Volume VI, Issue #6 End-of-School Special (mostly photos)
FYI: The photos and articles in this newsletter are best viewed on a computer screen or an iPad.
But please use anything... we really want you to read it!
Oh, and read it with your children, if possible.
Our graduating class of 2019!
I'm reading a green reading book and then I answer questions and color the pictures.
"I'm doing my green reading and spelling out all the words."
"I'm trying to make that red thing spin by connecting it into a circle and then make the power go to the fan so it can fly!"
"I'm counting the bank and doing multiplication. Sometimes I can multiply without the bank material!"

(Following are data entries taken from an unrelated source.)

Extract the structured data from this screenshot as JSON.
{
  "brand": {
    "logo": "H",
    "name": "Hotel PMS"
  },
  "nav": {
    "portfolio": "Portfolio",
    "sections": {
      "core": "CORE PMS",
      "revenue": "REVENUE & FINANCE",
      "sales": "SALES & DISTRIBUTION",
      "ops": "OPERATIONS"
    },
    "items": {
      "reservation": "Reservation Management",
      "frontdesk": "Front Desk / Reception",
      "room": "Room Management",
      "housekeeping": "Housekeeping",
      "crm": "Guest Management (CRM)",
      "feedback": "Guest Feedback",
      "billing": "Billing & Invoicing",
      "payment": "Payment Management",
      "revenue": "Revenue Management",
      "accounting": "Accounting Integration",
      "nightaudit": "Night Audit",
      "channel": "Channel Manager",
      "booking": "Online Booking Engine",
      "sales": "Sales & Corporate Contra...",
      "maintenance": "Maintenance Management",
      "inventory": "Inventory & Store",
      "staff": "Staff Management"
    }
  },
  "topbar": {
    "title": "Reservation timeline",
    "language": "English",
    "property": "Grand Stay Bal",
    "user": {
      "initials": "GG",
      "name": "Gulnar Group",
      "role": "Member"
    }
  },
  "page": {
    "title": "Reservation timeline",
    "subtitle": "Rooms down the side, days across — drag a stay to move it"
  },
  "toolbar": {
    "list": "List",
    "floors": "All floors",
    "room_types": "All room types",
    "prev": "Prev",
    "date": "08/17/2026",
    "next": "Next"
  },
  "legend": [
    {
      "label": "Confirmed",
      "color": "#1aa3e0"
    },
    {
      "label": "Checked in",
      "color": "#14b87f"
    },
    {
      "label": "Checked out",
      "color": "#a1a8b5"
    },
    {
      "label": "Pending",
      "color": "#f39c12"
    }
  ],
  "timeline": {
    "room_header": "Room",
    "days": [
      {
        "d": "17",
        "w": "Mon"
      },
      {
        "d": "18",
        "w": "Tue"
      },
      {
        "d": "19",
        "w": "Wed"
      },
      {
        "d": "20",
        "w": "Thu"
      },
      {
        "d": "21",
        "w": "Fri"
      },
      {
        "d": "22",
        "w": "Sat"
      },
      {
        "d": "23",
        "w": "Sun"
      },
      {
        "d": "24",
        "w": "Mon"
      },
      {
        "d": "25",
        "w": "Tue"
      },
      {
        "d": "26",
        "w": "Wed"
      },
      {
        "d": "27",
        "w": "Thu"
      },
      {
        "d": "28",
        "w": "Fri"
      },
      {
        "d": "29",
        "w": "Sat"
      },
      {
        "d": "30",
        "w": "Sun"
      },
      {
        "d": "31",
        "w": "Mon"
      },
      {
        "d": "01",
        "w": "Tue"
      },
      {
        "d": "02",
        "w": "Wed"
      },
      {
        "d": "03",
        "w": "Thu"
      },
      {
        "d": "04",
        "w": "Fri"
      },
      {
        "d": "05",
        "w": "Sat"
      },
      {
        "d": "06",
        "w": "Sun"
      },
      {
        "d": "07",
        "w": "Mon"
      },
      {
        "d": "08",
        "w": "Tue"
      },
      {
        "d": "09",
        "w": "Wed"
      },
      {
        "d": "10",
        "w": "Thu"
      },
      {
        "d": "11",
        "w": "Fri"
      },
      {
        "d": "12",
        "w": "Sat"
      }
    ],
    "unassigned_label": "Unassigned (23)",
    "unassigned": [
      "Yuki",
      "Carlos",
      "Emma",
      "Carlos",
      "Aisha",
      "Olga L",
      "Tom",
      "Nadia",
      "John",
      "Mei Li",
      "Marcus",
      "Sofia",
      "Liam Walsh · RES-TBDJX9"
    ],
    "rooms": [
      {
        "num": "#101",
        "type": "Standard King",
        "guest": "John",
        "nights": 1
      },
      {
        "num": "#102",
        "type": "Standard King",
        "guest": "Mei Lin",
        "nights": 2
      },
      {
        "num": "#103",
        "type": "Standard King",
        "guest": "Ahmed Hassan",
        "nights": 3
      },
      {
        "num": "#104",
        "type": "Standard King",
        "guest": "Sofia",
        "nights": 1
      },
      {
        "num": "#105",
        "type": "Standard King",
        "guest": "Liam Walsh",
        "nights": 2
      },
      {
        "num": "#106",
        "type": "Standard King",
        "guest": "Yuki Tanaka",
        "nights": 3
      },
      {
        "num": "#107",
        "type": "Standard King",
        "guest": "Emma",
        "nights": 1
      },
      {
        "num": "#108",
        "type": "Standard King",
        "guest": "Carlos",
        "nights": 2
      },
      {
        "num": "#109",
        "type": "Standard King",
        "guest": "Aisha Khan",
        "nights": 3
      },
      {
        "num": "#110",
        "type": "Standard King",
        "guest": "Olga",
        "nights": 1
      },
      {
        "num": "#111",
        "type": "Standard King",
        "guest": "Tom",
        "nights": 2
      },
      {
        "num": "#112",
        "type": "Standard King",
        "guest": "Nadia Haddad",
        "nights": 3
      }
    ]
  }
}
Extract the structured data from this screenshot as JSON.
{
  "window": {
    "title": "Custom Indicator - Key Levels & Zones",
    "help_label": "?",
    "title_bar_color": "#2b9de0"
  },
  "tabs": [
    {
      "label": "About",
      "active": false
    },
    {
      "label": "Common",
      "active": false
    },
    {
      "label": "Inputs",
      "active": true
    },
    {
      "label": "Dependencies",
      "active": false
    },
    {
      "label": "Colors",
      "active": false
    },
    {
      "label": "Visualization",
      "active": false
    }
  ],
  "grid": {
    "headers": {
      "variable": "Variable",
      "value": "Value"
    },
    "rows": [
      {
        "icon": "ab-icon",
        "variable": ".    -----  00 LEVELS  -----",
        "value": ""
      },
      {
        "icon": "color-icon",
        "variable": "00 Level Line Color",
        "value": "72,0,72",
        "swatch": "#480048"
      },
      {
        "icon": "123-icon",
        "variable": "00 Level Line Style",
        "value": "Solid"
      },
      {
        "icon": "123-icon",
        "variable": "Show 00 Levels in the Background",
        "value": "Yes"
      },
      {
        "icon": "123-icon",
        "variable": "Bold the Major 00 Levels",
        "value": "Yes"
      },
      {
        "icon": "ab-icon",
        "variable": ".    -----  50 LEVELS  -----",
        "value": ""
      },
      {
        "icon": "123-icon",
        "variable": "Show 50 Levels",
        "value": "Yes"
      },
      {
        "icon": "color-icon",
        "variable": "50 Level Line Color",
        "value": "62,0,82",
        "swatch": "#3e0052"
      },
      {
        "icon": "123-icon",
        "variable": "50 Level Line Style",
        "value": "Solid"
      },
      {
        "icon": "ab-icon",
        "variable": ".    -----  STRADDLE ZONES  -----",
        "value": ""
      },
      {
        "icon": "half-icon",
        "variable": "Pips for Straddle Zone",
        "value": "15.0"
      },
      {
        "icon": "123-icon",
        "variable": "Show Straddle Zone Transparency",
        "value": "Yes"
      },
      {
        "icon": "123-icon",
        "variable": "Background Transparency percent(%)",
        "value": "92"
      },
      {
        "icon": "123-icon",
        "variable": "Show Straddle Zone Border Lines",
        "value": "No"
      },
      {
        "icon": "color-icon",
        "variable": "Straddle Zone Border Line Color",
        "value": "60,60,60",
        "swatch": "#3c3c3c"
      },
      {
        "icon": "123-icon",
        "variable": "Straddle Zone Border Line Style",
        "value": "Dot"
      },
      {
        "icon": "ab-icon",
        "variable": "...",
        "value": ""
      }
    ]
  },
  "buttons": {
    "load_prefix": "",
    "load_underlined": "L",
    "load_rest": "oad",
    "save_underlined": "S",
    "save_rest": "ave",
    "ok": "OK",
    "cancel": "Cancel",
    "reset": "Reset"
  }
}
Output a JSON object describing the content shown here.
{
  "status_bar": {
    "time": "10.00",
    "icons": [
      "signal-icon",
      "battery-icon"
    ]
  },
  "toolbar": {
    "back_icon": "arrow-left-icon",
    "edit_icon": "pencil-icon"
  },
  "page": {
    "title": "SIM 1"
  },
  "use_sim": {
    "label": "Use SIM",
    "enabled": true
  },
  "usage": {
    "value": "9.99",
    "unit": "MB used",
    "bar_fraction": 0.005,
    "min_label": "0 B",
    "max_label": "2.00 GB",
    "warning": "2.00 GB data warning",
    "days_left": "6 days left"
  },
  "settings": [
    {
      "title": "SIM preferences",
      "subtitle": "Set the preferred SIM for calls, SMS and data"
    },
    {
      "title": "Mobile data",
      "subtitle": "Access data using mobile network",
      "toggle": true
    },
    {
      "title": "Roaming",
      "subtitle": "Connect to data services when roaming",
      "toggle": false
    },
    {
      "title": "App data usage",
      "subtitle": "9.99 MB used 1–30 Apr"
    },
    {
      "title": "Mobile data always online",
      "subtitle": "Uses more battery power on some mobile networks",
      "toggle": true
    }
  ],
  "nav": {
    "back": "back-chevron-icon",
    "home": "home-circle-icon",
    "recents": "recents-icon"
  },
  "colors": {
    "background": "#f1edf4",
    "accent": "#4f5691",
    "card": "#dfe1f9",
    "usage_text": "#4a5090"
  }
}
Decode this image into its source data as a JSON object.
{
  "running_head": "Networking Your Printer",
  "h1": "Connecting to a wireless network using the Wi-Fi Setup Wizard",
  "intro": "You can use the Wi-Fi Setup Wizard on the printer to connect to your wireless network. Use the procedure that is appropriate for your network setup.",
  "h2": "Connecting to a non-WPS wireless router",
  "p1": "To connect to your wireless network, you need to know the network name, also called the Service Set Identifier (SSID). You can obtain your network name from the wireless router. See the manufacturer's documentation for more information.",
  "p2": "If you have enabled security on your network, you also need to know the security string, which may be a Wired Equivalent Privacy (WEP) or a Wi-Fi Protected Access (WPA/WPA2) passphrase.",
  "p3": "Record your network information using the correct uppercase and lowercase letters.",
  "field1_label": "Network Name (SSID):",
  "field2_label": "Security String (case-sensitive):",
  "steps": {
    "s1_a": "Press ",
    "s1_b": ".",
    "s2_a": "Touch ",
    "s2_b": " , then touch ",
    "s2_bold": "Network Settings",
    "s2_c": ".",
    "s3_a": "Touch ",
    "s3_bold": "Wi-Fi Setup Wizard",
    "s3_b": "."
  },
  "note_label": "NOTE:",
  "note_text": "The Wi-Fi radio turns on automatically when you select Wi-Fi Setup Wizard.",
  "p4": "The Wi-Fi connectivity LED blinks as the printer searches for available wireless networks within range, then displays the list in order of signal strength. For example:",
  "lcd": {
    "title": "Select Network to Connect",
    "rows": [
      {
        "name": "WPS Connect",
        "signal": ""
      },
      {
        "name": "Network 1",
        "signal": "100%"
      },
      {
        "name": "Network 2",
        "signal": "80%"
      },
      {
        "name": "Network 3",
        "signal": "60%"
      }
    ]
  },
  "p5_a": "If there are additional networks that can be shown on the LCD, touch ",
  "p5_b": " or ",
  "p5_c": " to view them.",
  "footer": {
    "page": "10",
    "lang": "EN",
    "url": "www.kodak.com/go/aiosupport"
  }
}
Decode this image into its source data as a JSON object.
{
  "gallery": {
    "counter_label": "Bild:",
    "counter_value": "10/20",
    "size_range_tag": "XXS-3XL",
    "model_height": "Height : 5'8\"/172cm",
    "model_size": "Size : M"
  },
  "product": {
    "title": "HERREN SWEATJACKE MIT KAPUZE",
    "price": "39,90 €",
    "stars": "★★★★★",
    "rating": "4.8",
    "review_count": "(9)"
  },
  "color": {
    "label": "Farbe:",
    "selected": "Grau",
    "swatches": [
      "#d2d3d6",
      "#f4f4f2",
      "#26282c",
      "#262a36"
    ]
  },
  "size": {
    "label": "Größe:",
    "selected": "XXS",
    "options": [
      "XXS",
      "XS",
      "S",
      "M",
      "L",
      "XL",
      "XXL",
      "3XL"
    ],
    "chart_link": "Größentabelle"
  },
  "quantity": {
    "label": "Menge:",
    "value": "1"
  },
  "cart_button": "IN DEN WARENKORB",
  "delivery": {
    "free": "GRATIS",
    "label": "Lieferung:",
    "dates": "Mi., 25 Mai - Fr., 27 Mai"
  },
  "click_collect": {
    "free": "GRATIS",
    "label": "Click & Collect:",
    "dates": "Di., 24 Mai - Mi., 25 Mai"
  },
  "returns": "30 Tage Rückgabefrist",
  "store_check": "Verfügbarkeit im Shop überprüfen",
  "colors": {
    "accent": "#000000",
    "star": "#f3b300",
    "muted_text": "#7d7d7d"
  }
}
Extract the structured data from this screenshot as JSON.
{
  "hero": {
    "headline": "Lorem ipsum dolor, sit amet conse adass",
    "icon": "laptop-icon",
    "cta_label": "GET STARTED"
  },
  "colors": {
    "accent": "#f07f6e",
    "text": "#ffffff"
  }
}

As the end of another school year rapidly approaches, one of our most valuable and cherished traditions last month was the conclusion of the study of the Timeline of Early Humans- the Neolithic Village. Following on the heels of our performance of Dar and his semi-nomadic tribe in the Mesolithic Age, the older students selected trades necessary to the survival of the first farming villages. Before the rise of class systems and social inequity, it was essential to insure that every tradesperson could meet their primary needs through a fair barter system or the village would suffer the loss of a necessary product. One of the biggest challenges lies in assigning value to products that range from daily consumption (milk) to long term use (a farmer’s plow). And how does one equate the value of a service (shearing sheep) to a finished product (a wool blanket). The older students built a mock farming village in the back field, assembled a mock family of dependents from their younger classmates, and made cards representing the product or service in which they specialized. The ensuing “Barter Game” is always a blast and very challenging to meet the primary needs of your “family” while making sure that your fellow villagers get what they need too.